START LISTED RECORDS

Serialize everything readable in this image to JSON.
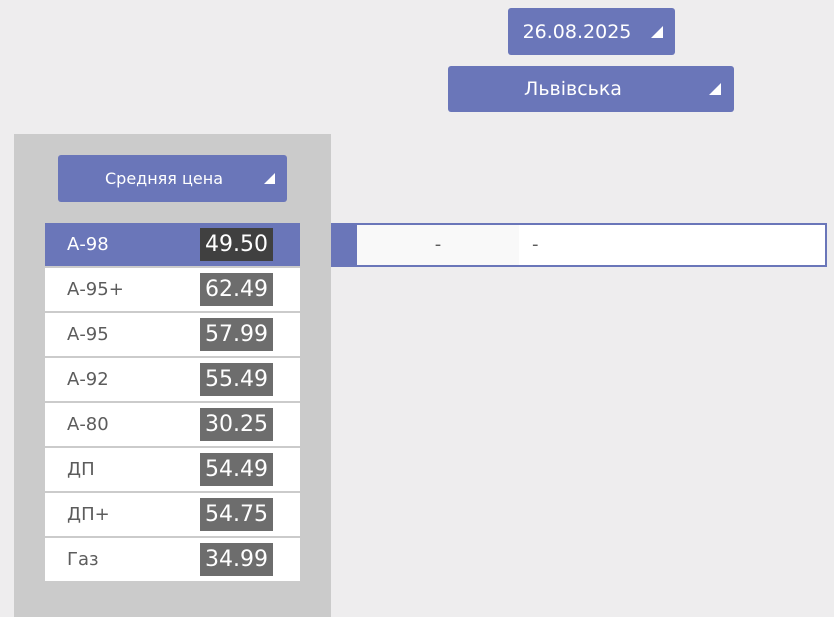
{
  "filters": {
    "date": "26.08.2025",
    "region": "Львівська",
    "price_type": "Средняя цена"
  },
  "fuels": [
    {
      "name": "А-98",
      "price": "49.50",
      "selected": true
    },
    {
      "name": "А-95+",
      "price": "62.49",
      "selected": false
    },
    {
      "name": "А-95",
      "price": "57.99",
      "selected": false
    },
    {
      "name": "А-92",
      "price": "55.49",
      "selected": false
    },
    {
      "name": "А-80",
      "price": "30.25",
      "selected": false
    },
    {
      "name": "ДП",
      "price": "54.49",
      "selected": false
    },
    {
      "name": "ДП+",
      "price": "54.75",
      "selected": false
    },
    {
      "name": "Газ",
      "price": "34.99",
      "selected": false
    }
  ],
  "detail": {
    "value_1": "-",
    "value_2": "-"
  },
  "colors": {
    "accent": "#6a76b9",
    "background": "#eeedee",
    "panel": "#cbcbcb",
    "price_badge": "#6d6d6d",
    "price_badge_selected": "#404040"
  }
}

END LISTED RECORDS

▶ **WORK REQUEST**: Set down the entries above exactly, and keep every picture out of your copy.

▶ **ANSWER SECTION**:
Serialize everything readable in this image to JSON.
{
  "filters": {
    "date": "26.08.2025",
    "region": "Львівська",
    "price_type": "Средняя цена"
  },
  "fuels": [
    {
      "name": "А-98",
      "price": "49.50",
      "selected": true
    },
    {
      "name": "А-95+",
      "price": "62.49",
      "selected": false
    },
    {
      "name": "А-95",
      "price": "57.99",
      "selected": false
    },
    {
      "name": "А-92",
      "price": "55.49",
      "selected": false
    },
    {
      "name": "А-80",
      "price": "30.25",
      "selected": false
    },
    {
      "name": "ДП",
      "price": "54.49",
      "selected": false
    },
    {
      "name": "ДП+",
      "price": "54.75",
      "selected": false
    },
    {
      "name": "Газ",
      "price": "34.99",
      "selected": false
    }
  ],
  "detail": {
    "value_1": "-",
    "value_2": "-"
  },
  "colors": {
    "accent": "#6a76b9",
    "background": "#eeedee",
    "panel": "#cbcbcb",
    "price_badge": "#6d6d6d",
    "price_badge_selected": "#404040"
  }
}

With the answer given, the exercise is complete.